Development of a Canadian Core Clinical Dataset to Support High-quality Care for Canadian Patients with Rheumatoid Arthritis

Published in: The Journal of Rheumatology, Volume 44, Number 12 [Epub October 2017]. doi:

Posted on on October 13, 2017

by Claire E. Barber, Dianne Mosher, Vandana Ahluwalia, Michel Zummer, Deborah A. Marshall, Denis Choquette, Diane Lacaille, Claire Bombardier, Anne Lyddiatt, Vinod Chandran, et al.

Read More

Access further information on this document at The Journal of Rheumatology

This article was published outside of RAND. The full text of the article can be found at the link above.


To develop a Canadian Rheumatoid Arthritis Core Clinical Dataset (CAN-RACCD) to standardize documentation encouraging high-quality care.


A set of candidate elements was drafted through meetings with 27 rheumatologists, researchers, and patients, and supplemented with focused literature reviews. A 3-round online-modified Delphi consensus process was held with rheumatologists (n = 26), allied health professionals (n = 7), and patients (n = 4); for the remainder there was no demographic information. Participants rated both the importance and feasibility of documenting candidate elements on a Likert scale of 1-9, contributed to an online moderated discussion, and re-rated the elements for inclusion in the CAN-RACCD. Elements were included in the final set if importance and feasibility ratings had a median score of >/= 6.5 and there was no disagreement among participants.


Fifty-five individual elements in 10 subgroups were proposed to the Delphi participants: measures of RA disease activity; dates to calculate waiting times, disease duration, and disease-modifying antirheumatic drug start; comorbidities; smoking status; patient-reported pain and fatigue; physical function; laboratory and radiographic investigations; medications; clinical characteristics; and vaccines. All groups were included in the final set, with the exception of vaccination status. Additionally, 3 individual elements from the smoking subgroup were eliminated with a recommendation to record smoking status as never/ever/current, and 2 elements relating to coping and effect of fatigue were eliminated due to low feasibility and importance ratings.


The CAN-RACCD stands as a national recommendation on which data elements should be routinely collected in clinical practice to monitor and support high-quality RA care.

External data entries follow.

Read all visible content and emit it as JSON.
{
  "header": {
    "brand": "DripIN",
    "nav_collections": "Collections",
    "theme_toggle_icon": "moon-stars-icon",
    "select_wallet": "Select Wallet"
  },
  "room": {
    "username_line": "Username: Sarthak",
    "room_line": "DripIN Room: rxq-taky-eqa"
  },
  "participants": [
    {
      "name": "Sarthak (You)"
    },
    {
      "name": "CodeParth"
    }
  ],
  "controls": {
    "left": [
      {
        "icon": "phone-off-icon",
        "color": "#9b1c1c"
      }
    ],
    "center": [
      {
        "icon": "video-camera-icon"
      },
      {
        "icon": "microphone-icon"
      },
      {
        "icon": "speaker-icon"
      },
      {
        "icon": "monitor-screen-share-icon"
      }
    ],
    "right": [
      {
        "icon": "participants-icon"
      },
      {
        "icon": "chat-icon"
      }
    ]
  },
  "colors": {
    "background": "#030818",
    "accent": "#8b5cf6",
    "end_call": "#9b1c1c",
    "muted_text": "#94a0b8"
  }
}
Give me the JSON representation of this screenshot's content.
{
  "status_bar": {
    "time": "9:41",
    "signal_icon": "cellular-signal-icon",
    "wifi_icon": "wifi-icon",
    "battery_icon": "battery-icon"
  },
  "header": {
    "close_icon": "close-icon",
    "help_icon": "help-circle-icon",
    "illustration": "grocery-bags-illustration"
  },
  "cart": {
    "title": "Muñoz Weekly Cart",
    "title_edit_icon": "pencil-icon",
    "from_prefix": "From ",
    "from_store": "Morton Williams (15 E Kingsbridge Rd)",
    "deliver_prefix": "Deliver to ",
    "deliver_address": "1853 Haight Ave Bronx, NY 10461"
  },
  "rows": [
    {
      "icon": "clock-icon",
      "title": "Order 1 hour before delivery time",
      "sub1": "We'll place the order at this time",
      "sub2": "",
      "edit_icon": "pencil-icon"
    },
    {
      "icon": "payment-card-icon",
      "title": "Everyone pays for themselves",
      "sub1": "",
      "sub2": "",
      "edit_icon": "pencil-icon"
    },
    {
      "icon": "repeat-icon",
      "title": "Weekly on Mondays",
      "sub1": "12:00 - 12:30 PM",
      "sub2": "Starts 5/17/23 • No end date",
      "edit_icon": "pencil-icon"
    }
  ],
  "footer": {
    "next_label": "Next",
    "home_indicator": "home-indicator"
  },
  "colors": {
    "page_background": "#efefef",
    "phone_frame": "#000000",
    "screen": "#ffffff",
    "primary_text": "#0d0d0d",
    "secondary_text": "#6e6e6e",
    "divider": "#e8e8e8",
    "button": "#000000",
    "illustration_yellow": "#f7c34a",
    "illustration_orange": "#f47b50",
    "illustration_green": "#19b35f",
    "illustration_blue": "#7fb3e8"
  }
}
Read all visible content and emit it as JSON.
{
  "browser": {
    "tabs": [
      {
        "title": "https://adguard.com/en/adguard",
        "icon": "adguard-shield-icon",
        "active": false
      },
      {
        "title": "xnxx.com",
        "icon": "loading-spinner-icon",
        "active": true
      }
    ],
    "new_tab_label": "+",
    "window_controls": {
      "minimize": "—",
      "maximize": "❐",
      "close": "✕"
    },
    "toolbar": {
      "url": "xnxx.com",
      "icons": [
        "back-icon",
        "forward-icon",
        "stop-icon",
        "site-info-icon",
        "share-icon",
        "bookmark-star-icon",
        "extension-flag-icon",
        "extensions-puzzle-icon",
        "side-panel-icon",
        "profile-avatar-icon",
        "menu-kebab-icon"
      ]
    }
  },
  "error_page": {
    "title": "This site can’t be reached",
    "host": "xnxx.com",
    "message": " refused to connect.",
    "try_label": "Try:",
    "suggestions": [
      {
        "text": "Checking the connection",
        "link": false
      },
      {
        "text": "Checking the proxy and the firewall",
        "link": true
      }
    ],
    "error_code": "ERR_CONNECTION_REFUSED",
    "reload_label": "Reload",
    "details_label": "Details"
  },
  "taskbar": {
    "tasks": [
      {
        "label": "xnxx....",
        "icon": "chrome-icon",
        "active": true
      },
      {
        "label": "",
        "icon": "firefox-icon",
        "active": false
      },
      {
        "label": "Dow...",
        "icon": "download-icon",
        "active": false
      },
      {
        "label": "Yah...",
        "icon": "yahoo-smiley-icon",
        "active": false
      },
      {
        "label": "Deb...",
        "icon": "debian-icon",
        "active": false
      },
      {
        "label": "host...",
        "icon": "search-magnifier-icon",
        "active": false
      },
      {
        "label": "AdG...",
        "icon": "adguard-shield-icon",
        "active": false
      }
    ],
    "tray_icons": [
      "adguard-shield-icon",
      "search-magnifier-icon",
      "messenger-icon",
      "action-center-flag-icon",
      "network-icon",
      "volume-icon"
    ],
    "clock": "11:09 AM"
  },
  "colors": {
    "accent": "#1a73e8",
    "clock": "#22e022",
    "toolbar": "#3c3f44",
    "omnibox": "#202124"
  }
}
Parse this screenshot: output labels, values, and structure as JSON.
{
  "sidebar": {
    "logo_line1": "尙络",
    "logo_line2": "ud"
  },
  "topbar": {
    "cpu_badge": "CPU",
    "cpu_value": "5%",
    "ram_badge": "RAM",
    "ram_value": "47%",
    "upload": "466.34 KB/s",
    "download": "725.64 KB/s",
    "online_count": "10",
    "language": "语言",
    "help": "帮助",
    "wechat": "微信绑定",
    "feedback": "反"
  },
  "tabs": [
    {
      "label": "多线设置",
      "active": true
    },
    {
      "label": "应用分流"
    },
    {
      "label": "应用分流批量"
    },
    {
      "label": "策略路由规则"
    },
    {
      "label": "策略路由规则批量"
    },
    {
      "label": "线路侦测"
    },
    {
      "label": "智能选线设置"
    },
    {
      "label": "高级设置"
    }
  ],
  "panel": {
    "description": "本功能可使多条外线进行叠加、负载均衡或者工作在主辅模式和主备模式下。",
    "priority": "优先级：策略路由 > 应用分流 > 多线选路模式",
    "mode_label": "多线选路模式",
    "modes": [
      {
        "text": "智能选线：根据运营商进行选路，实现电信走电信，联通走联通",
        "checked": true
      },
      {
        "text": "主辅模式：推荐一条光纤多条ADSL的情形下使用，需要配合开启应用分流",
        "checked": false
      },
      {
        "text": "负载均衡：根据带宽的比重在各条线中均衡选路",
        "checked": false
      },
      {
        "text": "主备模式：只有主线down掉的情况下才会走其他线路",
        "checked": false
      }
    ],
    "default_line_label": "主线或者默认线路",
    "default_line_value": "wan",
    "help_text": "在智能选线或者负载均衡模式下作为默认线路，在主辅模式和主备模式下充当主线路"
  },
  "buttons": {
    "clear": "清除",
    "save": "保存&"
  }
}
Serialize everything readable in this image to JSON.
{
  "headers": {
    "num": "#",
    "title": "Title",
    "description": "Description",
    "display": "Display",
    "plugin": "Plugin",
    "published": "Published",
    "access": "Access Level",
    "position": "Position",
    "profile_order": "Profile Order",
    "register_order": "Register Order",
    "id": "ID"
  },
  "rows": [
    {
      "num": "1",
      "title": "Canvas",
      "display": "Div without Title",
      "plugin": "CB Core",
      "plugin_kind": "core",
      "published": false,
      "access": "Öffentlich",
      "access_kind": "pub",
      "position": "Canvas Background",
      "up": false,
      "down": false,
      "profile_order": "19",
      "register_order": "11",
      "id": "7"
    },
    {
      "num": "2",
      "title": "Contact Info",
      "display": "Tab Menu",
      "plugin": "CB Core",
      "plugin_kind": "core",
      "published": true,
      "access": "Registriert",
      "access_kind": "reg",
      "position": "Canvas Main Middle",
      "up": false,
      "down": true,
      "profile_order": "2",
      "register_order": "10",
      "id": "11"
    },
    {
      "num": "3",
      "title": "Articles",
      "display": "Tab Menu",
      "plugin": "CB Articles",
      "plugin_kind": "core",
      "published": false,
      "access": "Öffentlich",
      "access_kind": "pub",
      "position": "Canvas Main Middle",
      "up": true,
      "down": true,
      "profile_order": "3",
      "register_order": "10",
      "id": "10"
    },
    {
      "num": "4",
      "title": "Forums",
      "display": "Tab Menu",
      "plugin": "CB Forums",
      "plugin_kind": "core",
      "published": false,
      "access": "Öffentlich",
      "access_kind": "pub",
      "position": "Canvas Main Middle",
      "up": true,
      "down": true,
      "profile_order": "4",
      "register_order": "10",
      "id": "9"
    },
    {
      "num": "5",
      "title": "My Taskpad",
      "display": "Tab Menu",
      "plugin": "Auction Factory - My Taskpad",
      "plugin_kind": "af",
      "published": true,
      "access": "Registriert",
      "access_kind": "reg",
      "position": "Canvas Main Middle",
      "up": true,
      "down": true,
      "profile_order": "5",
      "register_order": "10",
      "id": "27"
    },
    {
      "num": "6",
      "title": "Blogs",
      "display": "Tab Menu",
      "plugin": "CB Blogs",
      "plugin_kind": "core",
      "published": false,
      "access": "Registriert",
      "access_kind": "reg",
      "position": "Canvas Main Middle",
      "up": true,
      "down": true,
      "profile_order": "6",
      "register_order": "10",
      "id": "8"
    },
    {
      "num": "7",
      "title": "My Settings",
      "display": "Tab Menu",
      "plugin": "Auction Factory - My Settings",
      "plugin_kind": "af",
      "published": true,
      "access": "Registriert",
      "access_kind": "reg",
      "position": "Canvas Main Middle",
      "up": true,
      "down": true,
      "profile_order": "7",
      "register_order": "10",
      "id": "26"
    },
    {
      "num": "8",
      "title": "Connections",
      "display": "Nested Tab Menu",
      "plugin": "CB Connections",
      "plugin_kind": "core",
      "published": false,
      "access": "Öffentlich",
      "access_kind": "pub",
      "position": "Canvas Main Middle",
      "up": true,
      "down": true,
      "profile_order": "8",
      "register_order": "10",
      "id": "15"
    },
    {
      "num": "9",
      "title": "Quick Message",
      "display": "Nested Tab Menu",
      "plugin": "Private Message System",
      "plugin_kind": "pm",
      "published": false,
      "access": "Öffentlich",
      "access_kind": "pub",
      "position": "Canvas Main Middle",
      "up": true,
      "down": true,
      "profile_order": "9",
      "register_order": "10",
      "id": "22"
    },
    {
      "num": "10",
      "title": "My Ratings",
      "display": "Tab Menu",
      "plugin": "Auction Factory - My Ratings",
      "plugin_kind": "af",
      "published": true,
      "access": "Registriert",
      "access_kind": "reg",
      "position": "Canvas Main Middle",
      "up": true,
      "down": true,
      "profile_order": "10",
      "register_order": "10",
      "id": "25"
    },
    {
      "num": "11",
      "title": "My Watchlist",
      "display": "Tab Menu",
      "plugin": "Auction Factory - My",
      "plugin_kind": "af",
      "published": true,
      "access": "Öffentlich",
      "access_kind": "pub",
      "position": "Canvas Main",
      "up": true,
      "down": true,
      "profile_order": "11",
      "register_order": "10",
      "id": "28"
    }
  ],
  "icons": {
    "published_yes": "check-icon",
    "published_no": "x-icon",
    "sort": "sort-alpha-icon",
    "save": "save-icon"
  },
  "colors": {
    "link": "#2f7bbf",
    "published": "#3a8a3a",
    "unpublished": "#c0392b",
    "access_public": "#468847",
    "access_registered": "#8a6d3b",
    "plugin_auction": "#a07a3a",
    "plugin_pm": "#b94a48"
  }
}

This report is part of the RAND Corporation External publication series. Many RAND studies are published in peer-reviewed scholarly journals, as chapters in commercial books, or as documents published by other organizations.

Our mission to help improve policy and decisionmaking through research and analysis is enabled through our core values of quality and objectivity and our unwavering commitment to the highest level of integrity and ethical behavior. To help ensure our research and analysis are rigorous, objective, and nonpartisan, we subject our research publications to a robust and exacting quality-assurance process; avoid both the appearance and reality of financial and other conflicts of interest through staff training, project screening, and a policy of mandatory disclosure; and pursue transparency in our research engagements through our commitment to the open publication of our research findings and recommendations, disclosure of the source of funding of published research, and policies to ensure intellectual independence. For more information, visit

The RAND Corporation is a nonprofit institution that helps improve policy and decisionmaking through research and analysis. RAND's publications do not necessarily reflect the opinions of its research clients and sponsors.